======== Material for the task

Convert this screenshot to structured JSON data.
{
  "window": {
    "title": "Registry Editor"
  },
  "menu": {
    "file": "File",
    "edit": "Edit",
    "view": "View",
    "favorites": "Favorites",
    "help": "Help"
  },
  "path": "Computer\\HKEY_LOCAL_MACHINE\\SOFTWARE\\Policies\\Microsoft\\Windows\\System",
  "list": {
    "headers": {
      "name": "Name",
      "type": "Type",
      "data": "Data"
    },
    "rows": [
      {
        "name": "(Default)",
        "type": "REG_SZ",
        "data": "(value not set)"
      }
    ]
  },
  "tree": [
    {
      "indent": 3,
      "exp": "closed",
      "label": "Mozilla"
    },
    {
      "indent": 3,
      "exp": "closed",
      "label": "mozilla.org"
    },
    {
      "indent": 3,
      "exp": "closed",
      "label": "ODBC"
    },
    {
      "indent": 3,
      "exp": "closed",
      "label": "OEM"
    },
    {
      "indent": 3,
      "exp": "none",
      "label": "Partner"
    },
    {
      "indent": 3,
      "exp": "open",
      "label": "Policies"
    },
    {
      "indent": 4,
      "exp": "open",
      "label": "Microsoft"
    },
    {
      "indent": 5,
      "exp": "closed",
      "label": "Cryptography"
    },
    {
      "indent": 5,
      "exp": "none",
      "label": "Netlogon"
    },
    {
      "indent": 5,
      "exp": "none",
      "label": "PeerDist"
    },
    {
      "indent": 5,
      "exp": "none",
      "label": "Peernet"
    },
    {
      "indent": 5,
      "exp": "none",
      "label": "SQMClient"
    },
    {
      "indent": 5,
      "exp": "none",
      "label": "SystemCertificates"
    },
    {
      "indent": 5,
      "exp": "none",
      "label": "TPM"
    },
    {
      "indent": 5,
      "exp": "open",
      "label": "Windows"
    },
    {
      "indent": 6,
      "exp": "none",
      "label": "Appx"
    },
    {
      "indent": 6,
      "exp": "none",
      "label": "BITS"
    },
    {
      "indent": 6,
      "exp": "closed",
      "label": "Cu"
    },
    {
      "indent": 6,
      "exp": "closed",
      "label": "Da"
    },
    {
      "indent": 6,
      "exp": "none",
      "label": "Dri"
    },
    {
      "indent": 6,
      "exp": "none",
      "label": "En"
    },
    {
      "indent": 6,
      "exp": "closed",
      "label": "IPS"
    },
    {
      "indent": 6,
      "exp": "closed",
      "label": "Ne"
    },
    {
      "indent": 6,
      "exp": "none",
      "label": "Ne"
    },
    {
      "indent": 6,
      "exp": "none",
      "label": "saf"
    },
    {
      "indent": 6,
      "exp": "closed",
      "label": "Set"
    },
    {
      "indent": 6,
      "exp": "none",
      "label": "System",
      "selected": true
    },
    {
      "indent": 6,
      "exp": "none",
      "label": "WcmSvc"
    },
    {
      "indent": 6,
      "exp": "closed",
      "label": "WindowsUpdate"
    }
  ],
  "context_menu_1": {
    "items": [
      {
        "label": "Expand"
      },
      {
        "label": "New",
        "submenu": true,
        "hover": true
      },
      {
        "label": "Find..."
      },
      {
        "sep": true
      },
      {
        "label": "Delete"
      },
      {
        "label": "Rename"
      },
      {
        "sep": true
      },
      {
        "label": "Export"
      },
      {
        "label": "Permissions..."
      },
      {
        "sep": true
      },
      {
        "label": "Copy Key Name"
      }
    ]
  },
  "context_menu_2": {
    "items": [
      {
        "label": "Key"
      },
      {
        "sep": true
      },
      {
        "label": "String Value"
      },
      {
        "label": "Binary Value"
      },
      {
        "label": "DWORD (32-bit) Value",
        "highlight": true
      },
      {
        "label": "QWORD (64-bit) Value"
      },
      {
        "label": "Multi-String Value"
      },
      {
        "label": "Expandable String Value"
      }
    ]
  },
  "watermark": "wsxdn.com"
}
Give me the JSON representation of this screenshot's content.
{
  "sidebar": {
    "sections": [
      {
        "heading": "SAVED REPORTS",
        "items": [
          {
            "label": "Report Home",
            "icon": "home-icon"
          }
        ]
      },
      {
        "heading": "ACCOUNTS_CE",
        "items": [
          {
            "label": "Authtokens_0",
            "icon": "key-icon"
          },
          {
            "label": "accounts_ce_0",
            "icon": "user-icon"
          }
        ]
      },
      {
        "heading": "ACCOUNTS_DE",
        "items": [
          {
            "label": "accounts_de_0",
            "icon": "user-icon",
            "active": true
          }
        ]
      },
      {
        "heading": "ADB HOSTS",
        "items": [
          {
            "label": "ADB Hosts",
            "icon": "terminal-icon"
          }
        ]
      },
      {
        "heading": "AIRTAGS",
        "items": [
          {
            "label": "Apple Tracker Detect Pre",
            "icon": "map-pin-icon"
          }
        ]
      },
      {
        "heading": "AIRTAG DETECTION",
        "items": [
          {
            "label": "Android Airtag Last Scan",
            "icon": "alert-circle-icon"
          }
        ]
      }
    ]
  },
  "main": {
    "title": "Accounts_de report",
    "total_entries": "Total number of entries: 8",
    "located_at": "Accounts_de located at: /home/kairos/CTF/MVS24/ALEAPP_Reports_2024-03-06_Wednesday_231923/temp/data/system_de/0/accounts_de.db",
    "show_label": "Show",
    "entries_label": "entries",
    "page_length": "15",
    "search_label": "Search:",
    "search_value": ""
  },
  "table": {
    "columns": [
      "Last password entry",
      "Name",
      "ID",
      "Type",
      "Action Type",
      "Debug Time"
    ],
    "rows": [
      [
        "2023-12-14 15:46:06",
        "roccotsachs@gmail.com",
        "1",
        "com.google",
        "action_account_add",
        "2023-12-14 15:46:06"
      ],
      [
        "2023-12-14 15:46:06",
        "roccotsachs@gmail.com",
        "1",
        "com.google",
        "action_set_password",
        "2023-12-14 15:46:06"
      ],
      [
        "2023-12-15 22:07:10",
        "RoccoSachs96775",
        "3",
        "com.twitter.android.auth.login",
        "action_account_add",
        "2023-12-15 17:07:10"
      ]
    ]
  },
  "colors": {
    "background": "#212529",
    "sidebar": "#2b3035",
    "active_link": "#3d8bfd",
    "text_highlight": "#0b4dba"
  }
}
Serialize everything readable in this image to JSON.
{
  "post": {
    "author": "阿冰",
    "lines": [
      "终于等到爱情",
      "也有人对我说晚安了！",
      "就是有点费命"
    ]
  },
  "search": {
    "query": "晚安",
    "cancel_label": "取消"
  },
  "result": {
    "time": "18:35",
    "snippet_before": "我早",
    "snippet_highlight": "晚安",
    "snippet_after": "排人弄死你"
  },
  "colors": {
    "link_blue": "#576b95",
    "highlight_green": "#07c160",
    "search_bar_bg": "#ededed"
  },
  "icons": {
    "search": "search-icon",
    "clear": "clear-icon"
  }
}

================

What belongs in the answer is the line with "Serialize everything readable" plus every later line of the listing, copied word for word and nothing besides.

## Result of this exercise:
Serialize everything readable in this image to JSON.
{
  "post": {
    "author": "阿冰",
    "lines": [
      "终于等到爱情",
      "也有人对我说晚安了！",
      "就是有点费命"
    ]
  },
  "search": {
    "query": "晚安",
    "cancel_label": "取消"
  },
  "result": {
    "time": "18:35",
    "snippet_before": "我早",
    "snippet_highlight": "晚安",
    "snippet_after": "排人弄死你"
  },
  "colors": {
    "link_blue": "#576b95",
    "highlight_green": "#07c160",
    "search_bar_bg": "#ededed"
  },
  "icons": {
    "search": "search-icon",
    "clear": "clear-icon"
  }
}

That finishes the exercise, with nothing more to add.